Elon Musk is turning his sights towards the Nissan Leaf. The Tesla Motors founder says his ultimate goal is for a sub-$40,000 car that’s better than Nissan’s EV, and he’s hoping to make that happen within 4 years.
Tag: Nissan Leaf
It’s a headline you might have seen in the past couple days: “Tesla Model S outsells Nissan Leaf (or Chevrolet Volt, you pick)”. To the layman, the story is that this amazing car from an amazing American upstart company is outselling lowly Chevys and Nissans to become America’s favorite EV. The angrier among us may wonder how a car that costs twice that of a Leaf or a Volt can outsell them both. TTAC just wants to know how any media outlet can make this comparison in the first place.
With Nissan bringing Leaf production to Japan and the United States, the next stop on their localization train is Europe. The Sunderland, UK plant will begin in the spring, and along with European production will be a series of tweaks for that market.

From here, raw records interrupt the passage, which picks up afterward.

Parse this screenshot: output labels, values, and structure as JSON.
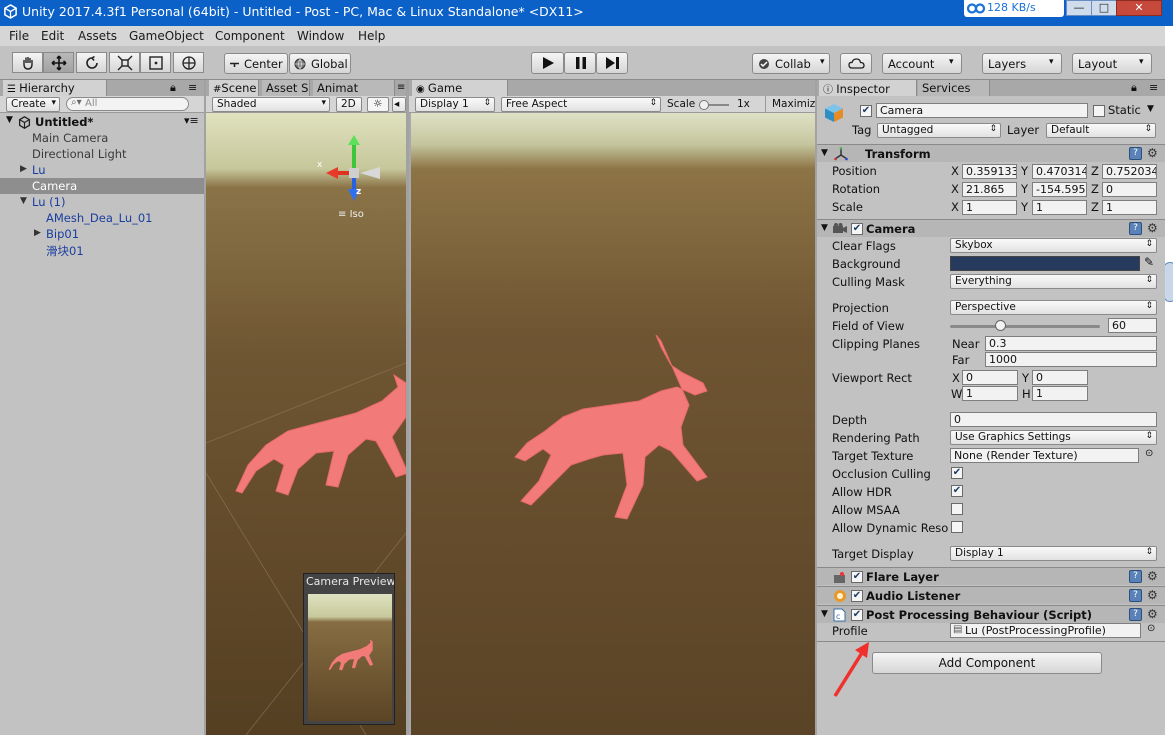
{
  "window": {
    "title": "Unity 2017.4.3f1 Personal (64bit) - Untitled - Post - PC, Mac & Linux Standalone* <DX11>",
    "net_speed": "128 KB/s",
    "min_glyph": "—",
    "max_glyph": "□",
    "close_glyph": "✕"
  },
  "menu": [
    "File",
    "Edit",
    "Assets",
    "GameObject",
    "Component",
    "Window",
    "Help"
  ],
  "toolbar": {
    "pivot": "Center",
    "space": "Global",
    "collab": "Collab",
    "account": "Account",
    "layers": "Layers",
    "layout": "Layout"
  },
  "hierarchy": {
    "tab": "Hierarchy",
    "create": "Create",
    "search_placeholder": "All",
    "scene_name": "Untitled*",
    "items": [
      "Main Camera",
      "Directional Light",
      "Lu",
      "Camera",
      "Lu (1)",
      "AMesh_Dea_Lu_01",
      "Bip01",
      "滑块01"
    ]
  },
  "scene": {
    "tabs": [
      "Scene",
      "Asset S",
      "Animat"
    ],
    "shading": "Shaded",
    "mode_2d": "2D",
    "iso": "Iso",
    "gizmo_x": "x",
    "gizmo_z": "z",
    "camera_preview": "Camera Preview"
  },
  "game": {
    "tab": "Game",
    "display": "Display 1",
    "aspect": "Free Aspect",
    "scale_label": "Scale",
    "scale_value": "1x",
    "maximize": "Maximiz"
  },
  "inspector": {
    "tabs": [
      "Inspector",
      "Services"
    ],
    "object_name": "Camera",
    "static_label": "Static",
    "tag_label": "Tag",
    "tag_value": "Untagged",
    "layer_label": "Layer",
    "layer_value": "Default",
    "transform": {
      "title": "Transform",
      "position_label": "Position",
      "rotation_label": "Rotation",
      "scale_label": "Scale",
      "axis_x": "X",
      "axis_y": "Y",
      "axis_z": "Z",
      "position": [
        "0.359133",
        "0.470314",
        "0.752034"
      ],
      "rotation": [
        "21.865",
        "-154.595",
        "0"
      ],
      "scale": [
        "1",
        "1",
        "1"
      ]
    },
    "camera": {
      "title": "Camera",
      "clear_flags_label": "Clear Flags",
      "clear_flags": "Skybox",
      "background_label": "Background",
      "background_color": "#263a5e",
      "culling_mask_label": "Culling Mask",
      "culling_mask": "Everything",
      "projection_label": "Projection",
      "projection": "Perspective",
      "fov_label": "Field of View",
      "fov": "60",
      "fov_fraction": 0.33,
      "clipping_label": "Clipping Planes",
      "near_label": "Near",
      "near": "0.3",
      "far_label": "Far",
      "far": "1000",
      "viewport_label": "Viewport Rect",
      "vp_x_label": "X",
      "vp_x": "0",
      "vp_y_label": "Y",
      "vp_y": "0",
      "vp_w_label": "W",
      "vp_w": "1",
      "vp_h_label": "H",
      "vp_h": "1",
      "depth_label": "Depth",
      "depth": "0",
      "rendering_path_label": "Rendering Path",
      "rendering_path": "Use Graphics Settings",
      "target_texture_label": "Target Texture",
      "target_texture": "None (Render Texture)",
      "occlusion_label": "Occlusion Culling",
      "occlusion": true,
      "hdr_label": "Allow HDR",
      "hdr": true,
      "msaa_label": "Allow MSAA",
      "msaa": false,
      "dynres_label": "Allow Dynamic Reso",
      "dynres": false,
      "target_display_label": "Target Display",
      "target_display": "Display 1"
    },
    "flare_layer": "Flare Layer",
    "audio_listener": "Audio Listener",
    "post_processing": {
      "title": "Post Processing Behaviour (Script)",
      "profile_label": "Profile",
      "profile_value": "Lu (PostProcessingProfile)"
    },
    "add_component": "Add Component"
  },
  "colors": {
    "title_bar": "#0b61c8",
    "annotation_arrow": "#f0302a",
    "deer": "#f27a78"
  }
}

The drama circling around the New York Times test of the Tesla Model S doesn’t surprise me one bit. Why? Because I understand, perhaps at a deeper level than most of the motoring press, how batteries work. Perhaps that has to do with growing up in a family of engineers and scientists, but battery technology has always interested me. So when people from Phoenix came to me crying in their soup about their LEAFs in the heat and friends started wagging fingers at Tesla and the New York Times, I figured it was time for a battery reality check.
Carlos Ghosn’s assertion that “...electric vehicles could represent 10% of the global market in the next ten years, or 6 million vehicles…” may no longer be en vogue over at Renault, at least according to French business paper La Tribune.
Now that the Nissan Leaf is being made in Tennessee, Nissan has decided that a big price drop is in order. While the 2012 car retailed for $35,200, the 2013 Leaf starts at $28,800, thanks to a new base model. Anyone who bought a 2012 must be pretty ticked off at the resale-ruining price cut. Higher-end SV and SL trim levels will retail for $31,820 and $37,250 respectively. (Read More…)
Nissan will make good on its $1.4 billion DOE loan, and finally start building the Leaf EV right here in America. In addition to the Leafs going off the assembly line, Nissan will also build the battery packs at a separate plant next door. Nissan hasn’t set production targets for the Smyrna, Tennessee plant, though Leaf sales have been flat over the last year, despite projections of them doubling.
NHTSA is proposing to make it mandatory that hybrid cars and EVs have the ability to emit a sound when traveling below 18 mph on electric power, as a means of warning pedestrians and cyclists. The system is said to add about $30 to the cost of each vehicle, and will no doubt tie up bureaucrats for months as they debate just what kind of tone will best protect the public from the horror of low-speed injuries. So why don’t we make life easier for them and decide ourselves?
The 100 grams/km CO2 output figure is an important one for motorists in the UK. Cars that can hit this magic number are exempt from London’s daily $16 Congestion Charge, which is levied upon motorists attempting to enter London’s downtown core. But new rules may leave drivers liable for the daily fee, as lawmakers seek to change the exemption threshold to 75 grams/km.
With sales of the third-generation Ford Taurus lagging, the Blue Oval decided that an entry-level variant would be just what was needed to help kickstart sales. Faced with slumping sales of their Leaf EV, Nissan is apparently taking the same route.